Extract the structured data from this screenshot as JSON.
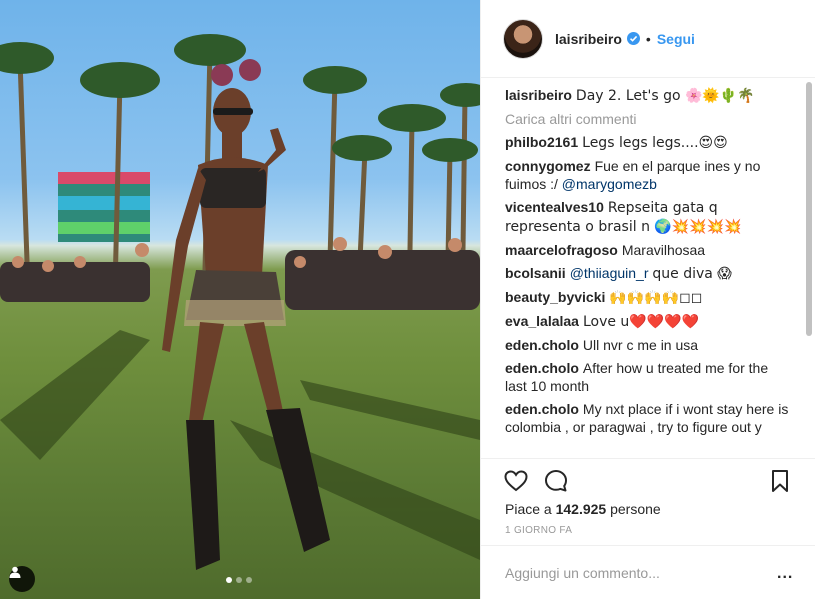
{
  "post": {
    "username": "laisribeiro",
    "follow_label": "Segui",
    "separator": "•",
    "caption_text": "Day 2. Let's go 🌸🌞🌵🌴",
    "load_more": "Carica altri commenti"
  },
  "comments": [
    {
      "user": "philbo2161",
      "text": "Legs legs legs....😍😍"
    },
    {
      "user": "connygomez",
      "text": "Fue en el parque ines y no fuimos :/",
      "mention": "@marygomezb"
    },
    {
      "user": "vicentealves10",
      "text": "Repseita gata q representa o brasil n 🌍💥💥💥💥"
    },
    {
      "user": "maarcelofragoso",
      "text": "Maravilhosaa"
    },
    {
      "user": "bcolsanii",
      "mention": "@thiiaguin_r",
      "text": "que diva 😱"
    },
    {
      "user": "beauty_byvicki",
      "text": "🙌🙌🙌🙌◻◻"
    },
    {
      "user": "eva_lalalaa",
      "text": "Love u❤️❤️❤️❤️"
    },
    {
      "user": "eden.cholo",
      "text": "Ull nvr c me in usa"
    },
    {
      "user": "eden.cholo",
      "text": "After how u treated me for the last 10 month"
    },
    {
      "user": "eden.cholo",
      "text": "My nxt place if i wont stay here is colombia , or paragwai , try to figure out y"
    }
  ],
  "likes": {
    "prefix": "Piace a ",
    "count": "142.925",
    "suffix": " persone"
  },
  "timestamp": "1 GIORNO FA",
  "add_comment": {
    "placeholder": "Aggiungi un commento...",
    "more_label": "..."
  },
  "carousel": {
    "total": 3,
    "active": 1
  },
  "colors": {
    "accent": "#3897f0",
    "muted": "#999999",
    "verified": "#3897f0"
  },
  "icons": [
    "user-tag-icon",
    "verified-badge-icon",
    "heart-icon",
    "comment-icon",
    "bookmark-icon",
    "more-options-icon"
  ]
}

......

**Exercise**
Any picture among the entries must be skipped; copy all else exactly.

**Task solution**
Extract the structured data from this screenshot as JSON.
{
  "post": {
    "username": "laisribeiro",
    "follow_label": "Segui",
    "separator": "•",
    "caption_text": "Day 2. Let's go 🌸🌞🌵🌴",
    "load_more": "Carica altri commenti"
  },
  "comments": [
    {
      "user": "philbo2161",
      "text": "Legs legs legs....😍😍"
    },
    {
      "user": "connygomez",
      "text": "Fue en el parque ines y no fuimos :/",
      "mention": "@marygomezb"
    },
    {
      "user": "vicentealves10",
      "text": "Repseita gata q representa o brasil n 🌍💥💥💥💥"
    },
    {
      "user": "maarcelofragoso",
      "text": "Maravilhosaa"
    },
    {
      "user": "bcolsanii",
      "mention": "@thiiaguin_r",
      "text": "que diva 😱"
    },
    {
      "user": "beauty_byvicki",
      "text": "🙌🙌🙌🙌◻◻"
    },
    {
      "user": "eva_lalalaa",
      "text": "Love u❤️❤️❤️❤️"
    },
    {
      "user": "eden.cholo",
      "text": "Ull nvr c me in usa"
    },
    {
      "user": "eden.cholo",
      "text": "After how u treated me for the last 10 month"
    },
    {
      "user": "eden.cholo",
      "text": "My nxt place if i wont stay here is colombia , or paragwai , try to figure out y"
    }
  ],
  "likes": {
    "prefix": "Piace a ",
    "count": "142.925",
    "suffix": " persone"
  },
  "timestamp": "1 GIORNO FA",
  "add_comment": {
    "placeholder": "Aggiungi un commento...",
    "more_label": "..."
  },
  "carousel": {
    "total": 3,
    "active": 1
  },
  "colors": {
    "accent": "#3897f0",
    "muted": "#999999",
    "verified": "#3897f0"
  },
  "icons": [
    "user-tag-icon",
    "verified-badge-icon",
    "heart-icon",
    "comment-icon",
    "bookmark-icon",
    "more-options-icon"
  ]
}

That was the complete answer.